Wei: Ceramics that are wood-fired are not perfect. Whatever we perceive to be imperfect actually becomes its personality and uniqueness. Just like people - we are not perfect, yet at the same time, these imperfections make each of us one of a kind. Same as wood fired ceramics - even for two cups that uses the same clay body, the same glaze, they will be different out of the kiln.
In wood and soda firing, our efforts only account for half of the result - the other half depends on something greater than us, the ‘cosmos’. Each piece represents a moment in time - where the fire was in the kiln, the direction it was travelling, the temperature of the fire, where the ash fell.
In the beginning, everything that came out of the kiln looked interesting and nice. As you try different clay and glazes, sometimes what comes out of the kiln is not what you had expected and there’s a feeling of disappointment and sadness. Once, an older ceramicist said to me after a wood firing: "Leave these here for 3 months, along with your expectations. When you come back, you will be able to look at them with fresh eyes and you will appreciate it." It is all about embracing whatever life brings you, while trying your best.
I realized that these philosophical concepts, which seem far away from us, from our daily life, are actually embodied through ceramics. I learned that philosophy is quite simple and closer to us and our life than we imagine.
It is this philosophical aspect of ceramics that really moves and inspires her.
All artists feel the desire to express themselves and to create. For Wei, she tries to find a balance between satisfying her desire for expression and refraining from mindless creating.
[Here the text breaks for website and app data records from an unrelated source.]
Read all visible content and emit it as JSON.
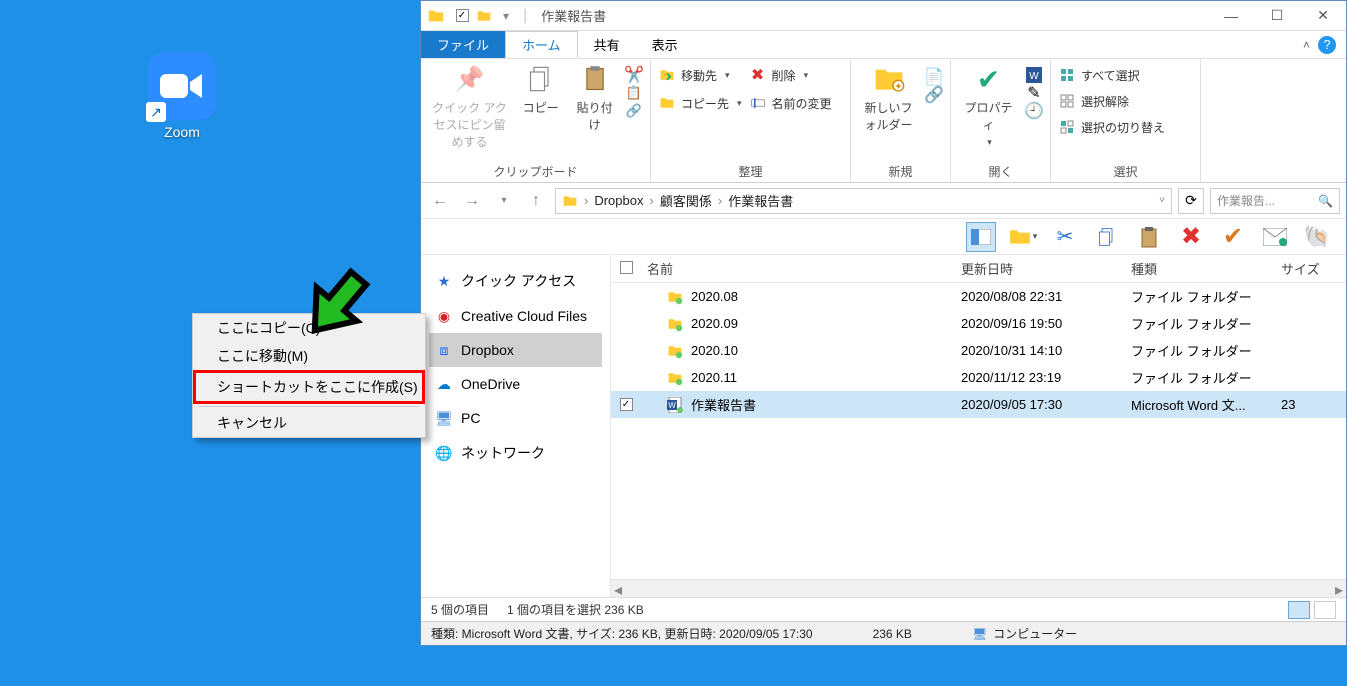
{
  "desktop": {
    "zoom_label": "Zoom"
  },
  "context_menu": {
    "copy_here": "ここにコピー(C)",
    "move_here": "ここに移動(M)",
    "create_shortcut_here": "ショートカットをここに作成(S)",
    "cancel": "キャンセル"
  },
  "explorer": {
    "title": "作業報告書",
    "tabs": {
      "file": "ファイル",
      "home": "ホーム",
      "share": "共有",
      "view": "表示"
    },
    "ribbon": {
      "clipboard": {
        "pin_quick_access": "クイック アクセスにピン留めする",
        "copy": "コピー",
        "paste": "貼り付け",
        "cut": "",
        "copy_path": "",
        "paste_shortcut": "",
        "group_label": "クリップボード"
      },
      "organize": {
        "move_to": "移動先",
        "copy_to": "コピー先",
        "delete": "削除",
        "rename": "名前の変更",
        "group_label": "整理"
      },
      "new": {
        "new_folder": "新しいフォルダー",
        "group_label": "新規"
      },
      "open": {
        "properties": "プロパティ",
        "group_label": "開く"
      },
      "select": {
        "select_all": "すべて選択",
        "select_none": "選択解除",
        "invert_selection": "選択の切り替え",
        "group_label": "選択"
      }
    },
    "breadcrumbs": [
      "Dropbox",
      "顧客関係",
      "作業報告書"
    ],
    "search_placeholder": "作業報告...",
    "nav_pane": [
      {
        "icon": "star",
        "label": "クイック アクセス"
      },
      {
        "icon": "cc",
        "label": "Creative Cloud Files"
      },
      {
        "icon": "dropbox",
        "label": "Dropbox"
      },
      {
        "icon": "onedrive",
        "label": "OneDrive"
      },
      {
        "icon": "pc",
        "label": "PC"
      },
      {
        "icon": "network",
        "label": "ネットワーク"
      }
    ],
    "columns": {
      "name": "名前",
      "date": "更新日時",
      "type": "種類",
      "size": "サイズ"
    },
    "files": [
      {
        "icon": "folder",
        "name": "2020.08",
        "date": "2020/08/08 22:31",
        "type": "ファイル フォルダー",
        "size": "",
        "checked": false,
        "selected": false
      },
      {
        "icon": "folder",
        "name": "2020.09",
        "date": "2020/09/16 19:50",
        "type": "ファイル フォルダー",
        "size": "",
        "checked": false,
        "selected": false
      },
      {
        "icon": "folder",
        "name": "2020.10",
        "date": "2020/10/31 14:10",
        "type": "ファイル フォルダー",
        "size": "",
        "checked": false,
        "selected": false
      },
      {
        "icon": "folder",
        "name": "2020.11",
        "date": "2020/11/12 23:19",
        "type": "ファイル フォルダー",
        "size": "",
        "checked": false,
        "selected": false
      },
      {
        "icon": "word",
        "name": "作業報告書",
        "date": "2020/09/05 17:30",
        "type": "Microsoft Word 文...",
        "size": "23",
        "checked": true,
        "selected": true
      }
    ],
    "status": {
      "item_count": "5 個の項目",
      "selection": "1 個の項目を選択 236 KB"
    },
    "details": {
      "left": "種類: Microsoft Word 文書, サイズ: 236 KB, 更新日時: 2020/09/05 17:30",
      "size": "236 KB",
      "location": "コンピューター"
    }
  }
}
Wei: We have countless products and things in this world already in the age of consumerism. Ceramic objects last for centuries. They might break, but fragments of it still remains after thousands of years. We still have ceramic artifacts from centuries ago. As a ceramicist, I think about what I want to leave in this world? What enduring spirit and feelings do I wish to convey in my ceramics? I want to create unique objects that are quiet and honest, for the user to experience its beauty with each and repeated use that lasts a lifetime.